■ EXERCISE REQUIREMENTS: Out of the listing below, copy every line that carries the string "chrome".

■ RECORDS FOR THE TASK:
**********
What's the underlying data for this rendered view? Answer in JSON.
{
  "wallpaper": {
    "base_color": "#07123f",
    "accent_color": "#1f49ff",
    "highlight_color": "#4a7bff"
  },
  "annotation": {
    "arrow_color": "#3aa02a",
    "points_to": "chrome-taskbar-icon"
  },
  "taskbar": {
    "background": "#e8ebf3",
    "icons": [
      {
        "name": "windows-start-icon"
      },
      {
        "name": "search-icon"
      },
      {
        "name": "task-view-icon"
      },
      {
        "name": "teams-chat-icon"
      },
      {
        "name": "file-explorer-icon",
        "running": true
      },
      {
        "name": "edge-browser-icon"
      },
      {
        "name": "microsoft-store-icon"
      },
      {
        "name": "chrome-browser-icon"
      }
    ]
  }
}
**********
■ ANSWER SECTION:
    "points_to": "chrome-taskbar-icon"
        "name": "chrome-browser-icon"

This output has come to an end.